By Tom Haushalter
Stone carver Heather Milne Ritchie loves to observe that moment when her students find their way into a piece of granite.
“You can see it in their face and the way their body moves,” she says, referring to the repetitious nature of chiseling little by little into so unforgiving a material. “When they start seeing the groove they’re creating, it’s verification that their effort is actually making space in the stone. That’s when it starts clicking.”
She has learned over 20 years in the craft that finding the groove—both carved and embodied—matters more than muscle strength. “Carving is less about brawn, more about the rhythm.”
And endurance. And patience. “You don’t have to be strong,” she adds, “but you have to be willing to stick with it.”
Ritchie’s own beginnings with stone go back to a college internship with the Vermont Historical Society, during which she got to put both her love of history and her art skills to use. “Back then we didn’t have digital cameras to shoot artifacts, so I was drawing the items to catalog them,” she says. Her tasks broadened when she was given the opportunity to curate a showcase of old Vermont stone carvers—a rich tradition with substantial roots in Barre, VT.
“As I did the research, I became genuinely fascinated by stone carving,” she recalls. “But I never thought it applied to me.”
After college, Ritchie was living in New York City (“on a friend’s couch”) when a woman from her internship reached out to her about a granite carver back in Vermont who was looking for an apprentice.
The apprenticeship, funded by the Vermont Folk Life Center, would put her side by side with celebrated sculptor George Kurjanowicz.
“It was springtime in New York, and the city was starting to thaw—and smell,” she says, so almost on a whim, she packed up and headed back north to Barre for her first real foray into stone carving.
Ritchie found the production-driven environment of Kurjanowicz’s studio immediately challenging. “It was really hard,” she says. “The material, the tools, the process—it was hard.
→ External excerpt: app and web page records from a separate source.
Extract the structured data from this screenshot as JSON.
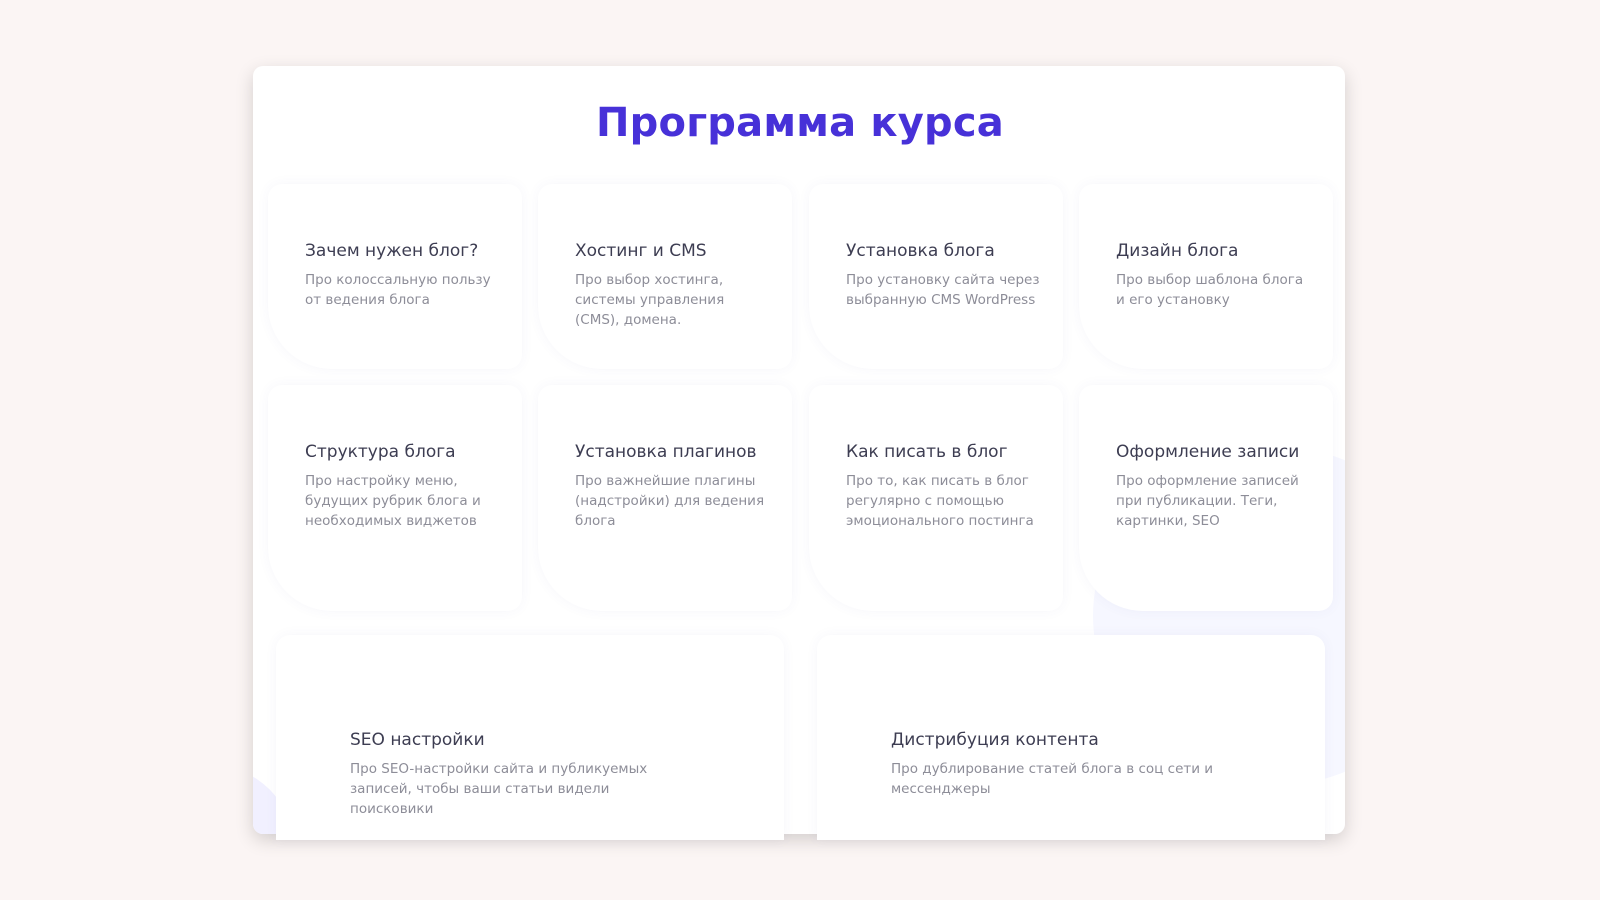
{
  "page": {
    "title": "Программа курса"
  },
  "colors": {
    "background": "#fbf5f4",
    "panel": "#ffffff",
    "title": "#4731d8",
    "card_title": "#3d3d52",
    "card_text": "#8d8d98"
  },
  "modules": [
    {
      "title": "Зачем нужен блог?",
      "text": "Про колоссальную пользу от ведения блога"
    },
    {
      "title": "Хостинг и CMS",
      "text": "Про выбор хостинга, системы управления (CMS), домена."
    },
    {
      "title": "Установка блога",
      "text": "Про установку сайта через выбранную CMS WordPress"
    },
    {
      "title": "Дизайн блога",
      "text": "Про выбор шаблона блога и его установку"
    },
    {
      "title": "Структура блога",
      "text": "Про настройку меню, будущих рубрик блога и необходимых виджетов"
    },
    {
      "title": "Установка плагинов",
      "text": "Про важнейшие плагины (надстройки) для ведения блога"
    },
    {
      "title": "Как писать в блог",
      "text": "Про то, как писать в блог регулярно с помощью эмоционального постинга"
    },
    {
      "title": "Оформление записи",
      "text": "Про оформление записей при публикации. Теги, картинки, SEO"
    },
    {
      "title": "SEO настройки",
      "text": "Про SEO-настройки сайта и публикуемых записей, чтобы ваши статьи видели поисковики"
    },
    {
      "title": "Дистрибуция контента",
      "text": "Про дублирование статей блога в соц сети и мессенджеры"
    }
  ]
}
And unlike any kind of sculpture method I’d done, it was all about removal, having to see what needed to go away.”
In spite of being, at the time, the only woman there—for which, she says, she “got a bit of heat”—her tenacity and deep inner drive sustained her through the apprenticeship. And it was how she picked up those virtues of rhythm, endurance, and patience.
“I know what a challenging material granite is for someone considered weak or who doesn’t have the brawn for it,” she says, “because that’s how I felt for the first 10 years. But I kept at it and did my job.”
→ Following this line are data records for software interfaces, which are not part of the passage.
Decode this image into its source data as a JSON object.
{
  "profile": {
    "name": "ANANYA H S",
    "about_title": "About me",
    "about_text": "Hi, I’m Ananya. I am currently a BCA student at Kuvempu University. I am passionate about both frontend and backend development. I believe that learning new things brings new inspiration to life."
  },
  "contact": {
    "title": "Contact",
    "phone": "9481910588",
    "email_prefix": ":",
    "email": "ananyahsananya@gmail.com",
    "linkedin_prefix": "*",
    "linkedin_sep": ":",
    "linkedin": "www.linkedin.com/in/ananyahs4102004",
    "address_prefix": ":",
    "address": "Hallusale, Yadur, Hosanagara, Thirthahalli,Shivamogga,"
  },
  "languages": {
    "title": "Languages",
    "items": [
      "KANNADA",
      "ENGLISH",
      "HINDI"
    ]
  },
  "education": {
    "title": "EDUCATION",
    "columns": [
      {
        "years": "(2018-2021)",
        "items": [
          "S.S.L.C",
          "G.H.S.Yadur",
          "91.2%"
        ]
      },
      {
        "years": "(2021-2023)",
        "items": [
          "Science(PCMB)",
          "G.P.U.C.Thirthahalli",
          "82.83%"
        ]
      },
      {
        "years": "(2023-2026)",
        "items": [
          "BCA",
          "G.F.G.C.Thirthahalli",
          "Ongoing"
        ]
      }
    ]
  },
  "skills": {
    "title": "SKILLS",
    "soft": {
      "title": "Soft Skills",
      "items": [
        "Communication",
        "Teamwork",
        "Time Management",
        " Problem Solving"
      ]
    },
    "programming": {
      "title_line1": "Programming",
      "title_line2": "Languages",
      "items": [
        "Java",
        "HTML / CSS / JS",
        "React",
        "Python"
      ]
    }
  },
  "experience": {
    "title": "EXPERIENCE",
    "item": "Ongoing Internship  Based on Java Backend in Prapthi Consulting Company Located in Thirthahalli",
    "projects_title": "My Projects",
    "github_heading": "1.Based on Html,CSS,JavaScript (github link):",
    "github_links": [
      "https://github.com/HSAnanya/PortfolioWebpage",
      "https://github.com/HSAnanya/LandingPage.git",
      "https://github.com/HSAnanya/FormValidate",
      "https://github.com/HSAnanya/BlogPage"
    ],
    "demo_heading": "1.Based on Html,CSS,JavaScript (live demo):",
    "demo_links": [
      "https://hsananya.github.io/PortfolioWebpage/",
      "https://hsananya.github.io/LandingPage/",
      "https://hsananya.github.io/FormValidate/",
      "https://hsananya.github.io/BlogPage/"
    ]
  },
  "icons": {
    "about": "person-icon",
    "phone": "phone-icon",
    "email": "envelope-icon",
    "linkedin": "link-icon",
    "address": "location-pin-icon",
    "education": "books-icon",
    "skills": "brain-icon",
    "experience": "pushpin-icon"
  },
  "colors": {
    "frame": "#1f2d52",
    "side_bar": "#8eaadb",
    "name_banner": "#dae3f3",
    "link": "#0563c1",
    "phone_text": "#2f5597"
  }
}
Ritchie’s body of work includes a series of sculpted bookends and torso fragments that are powerfully feminine (“a combination of hard material and softer content [that] people find titillating”) and explore the human form’s complicated individuality. “In life, love, and struggle, we all share similar states,” she says, “but to each of us the form is unique.”
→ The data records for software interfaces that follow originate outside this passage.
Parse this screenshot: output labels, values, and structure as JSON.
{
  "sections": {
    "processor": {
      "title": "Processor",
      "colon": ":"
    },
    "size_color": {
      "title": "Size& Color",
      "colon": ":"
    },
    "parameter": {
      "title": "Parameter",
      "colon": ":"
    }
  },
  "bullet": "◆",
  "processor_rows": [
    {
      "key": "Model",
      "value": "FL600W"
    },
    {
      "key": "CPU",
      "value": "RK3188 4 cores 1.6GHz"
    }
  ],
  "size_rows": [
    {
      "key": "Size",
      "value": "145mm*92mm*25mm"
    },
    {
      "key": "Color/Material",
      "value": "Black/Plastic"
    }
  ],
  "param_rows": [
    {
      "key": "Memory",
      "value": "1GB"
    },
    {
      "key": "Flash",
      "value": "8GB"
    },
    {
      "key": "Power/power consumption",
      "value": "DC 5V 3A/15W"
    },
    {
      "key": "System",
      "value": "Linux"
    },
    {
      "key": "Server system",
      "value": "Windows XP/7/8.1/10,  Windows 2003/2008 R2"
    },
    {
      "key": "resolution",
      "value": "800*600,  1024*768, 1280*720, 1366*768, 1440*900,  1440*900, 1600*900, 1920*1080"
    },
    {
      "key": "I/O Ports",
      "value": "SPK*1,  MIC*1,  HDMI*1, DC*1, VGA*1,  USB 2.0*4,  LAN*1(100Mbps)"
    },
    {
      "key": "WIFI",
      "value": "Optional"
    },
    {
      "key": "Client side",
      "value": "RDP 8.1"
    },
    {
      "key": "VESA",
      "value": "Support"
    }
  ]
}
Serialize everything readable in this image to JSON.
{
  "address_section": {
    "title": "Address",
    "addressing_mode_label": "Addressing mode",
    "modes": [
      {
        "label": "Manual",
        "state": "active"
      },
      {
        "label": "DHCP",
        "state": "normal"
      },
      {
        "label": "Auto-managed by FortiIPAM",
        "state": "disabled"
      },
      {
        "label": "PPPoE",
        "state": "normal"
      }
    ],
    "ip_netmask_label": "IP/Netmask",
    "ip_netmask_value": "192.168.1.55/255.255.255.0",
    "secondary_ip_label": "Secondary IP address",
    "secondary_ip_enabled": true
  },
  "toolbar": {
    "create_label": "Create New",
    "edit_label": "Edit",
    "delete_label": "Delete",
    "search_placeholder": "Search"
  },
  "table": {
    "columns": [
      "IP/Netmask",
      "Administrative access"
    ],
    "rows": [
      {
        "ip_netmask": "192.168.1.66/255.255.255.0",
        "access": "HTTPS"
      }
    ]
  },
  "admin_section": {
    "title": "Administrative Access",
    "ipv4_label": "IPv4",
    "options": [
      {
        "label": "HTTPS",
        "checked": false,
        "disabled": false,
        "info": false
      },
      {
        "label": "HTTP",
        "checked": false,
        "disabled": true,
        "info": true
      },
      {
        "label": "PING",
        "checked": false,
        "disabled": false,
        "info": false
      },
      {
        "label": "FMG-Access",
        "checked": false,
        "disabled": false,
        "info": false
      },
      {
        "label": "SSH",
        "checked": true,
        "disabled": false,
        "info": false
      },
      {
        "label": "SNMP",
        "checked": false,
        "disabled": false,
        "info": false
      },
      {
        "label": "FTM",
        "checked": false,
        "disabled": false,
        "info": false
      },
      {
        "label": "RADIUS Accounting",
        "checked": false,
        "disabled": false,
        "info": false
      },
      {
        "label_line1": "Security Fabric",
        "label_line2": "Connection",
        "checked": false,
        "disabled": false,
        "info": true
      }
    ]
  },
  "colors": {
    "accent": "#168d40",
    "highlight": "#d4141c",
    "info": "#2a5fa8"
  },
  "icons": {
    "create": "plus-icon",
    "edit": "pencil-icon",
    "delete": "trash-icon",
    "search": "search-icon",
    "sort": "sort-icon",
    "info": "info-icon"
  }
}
As a woman in the field, she says, “I definitely feel like I’ve broken ground, and I hope other women confide in me to help them navigate this space, though I don’t know if I can make their journey overall any easier.”
She brings a hardened philosophy, if you will, to the workshops she has begun teaching in AVA’s Bente Building this winter. “I cut through the wishy-washy of making art. I want my students to learn good methods and the basic techniques on the way toward having a creative experience.”
Because although she admits it’s not the most “touchy-feely” medium, Ritchie believes firmly that there’s something very special about working with stone.
No one says it’s going to be easy, but for someone who likes a challenge, all the hard work with this hard material offers lots of reward.
Read more about Ritchie and explore examples of her work on her website.
Sign up now for Ritchie’s weekend-long “Michelangelo Madness: Introduction to Stone Carving,” running January 25-27. Open to adults and teens.
Photos by Michael Seamans and Jack Rowell